WHAT YOU SHOULD DO: Scan the material below for lines with the word "subtitle" and report how many there are, with nothing added.

MATERIALS PROVIDED:
++++++++++

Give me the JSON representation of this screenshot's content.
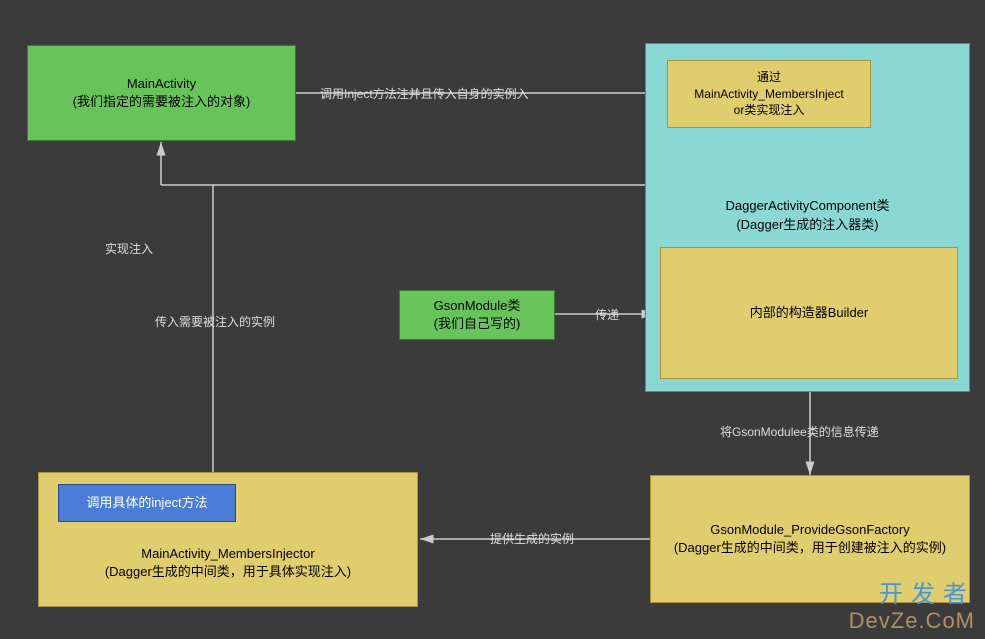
{
  "boxes": {
    "mainActivity": {
      "title": "MainActivity",
      "subtitle": "(我们指定的需要被注入的对象)"
    },
    "daggerComponent": {
      "title": "DaggerActivityComponent类",
      "subtitle": "(Dagger生成的注入器类)"
    },
    "membersInjectorTop": {
      "line1": "通过",
      "line2": "MainActivity_MembersInject",
      "line3": "or类实现注入"
    },
    "builder": {
      "title": "内部的构造器Builder"
    },
    "gsonModule": {
      "title": "GsonModule类",
      "subtitle": "(我们自己写的)"
    },
    "gsonFactory": {
      "title": "GsonModule_ProvideGsonFactory",
      "subtitle": "(Dagger生成的中间类，用于创建被注入的实例)"
    },
    "injectMethod": {
      "title": "调用具体的inject方法"
    },
    "membersInjectorBottom": {
      "title": "MainActivity_MembersInjector",
      "subtitle": "(Dagger生成的中间类，用于具体实现注入)"
    }
  },
  "edges": {
    "e1": "调用Inject方法注并且传入自身的实例入",
    "e2": "传递",
    "e3": "将GsonModulee类的信息传递",
    "e4": "提供生成的实例",
    "e5": "传入需要被注入的实例",
    "e6": "实现注入"
  },
  "watermark": {
    "cn": "开发者",
    "en": "DevZe.CoM"
  }
}
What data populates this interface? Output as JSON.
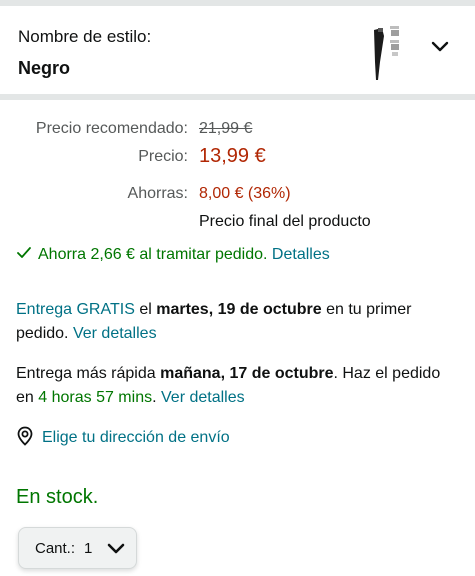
{
  "style": {
    "label": "Nombre de estilo:",
    "value": "Negro",
    "thumbnail_icon": "hair-clipper-thumbnail",
    "chevron_icon": "chevron-down-icon"
  },
  "pricing": {
    "recommended_label": "Precio recomendado:",
    "recommended_value": "21,99 €",
    "price_label": "Precio:",
    "price_value": "13,99 €",
    "savings_label": "Ahorras:",
    "savings_value": "8,00 € (36%)",
    "final_note": "Precio final del producto"
  },
  "promo": {
    "icon": "checkmark-icon",
    "text": "Ahorra 2,66 € al tramitar pedido.",
    "link": "Detalles"
  },
  "delivery": {
    "free_link": "Entrega GRATIS",
    "free_el": "el",
    "free_date": "martes, 19 de octubre",
    "free_suffix": "en tu primer pedido.",
    "free_details": "Ver detalles",
    "fast_prefix": "Entrega más rápida",
    "fast_date": "mañana, 17 de octubre",
    "fast_mid": ". Haz el pedido en",
    "fast_countdown": "4 horas 57 mins",
    "fast_dot": ".",
    "fast_details": "Ver detalles"
  },
  "address": {
    "icon": "location-pin-icon",
    "label": "Elige tu dirección de envío"
  },
  "stock": "En stock.",
  "quantity": {
    "label": "Cant.:",
    "value": "1",
    "chevron_icon": "chevron-down-icon"
  },
  "colors": {
    "price_red": "#B12704",
    "stock_green": "#007600",
    "link_teal": "#007185",
    "divider_gray": "#e3e6e6"
  }
}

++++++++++

TASK RESULT: 5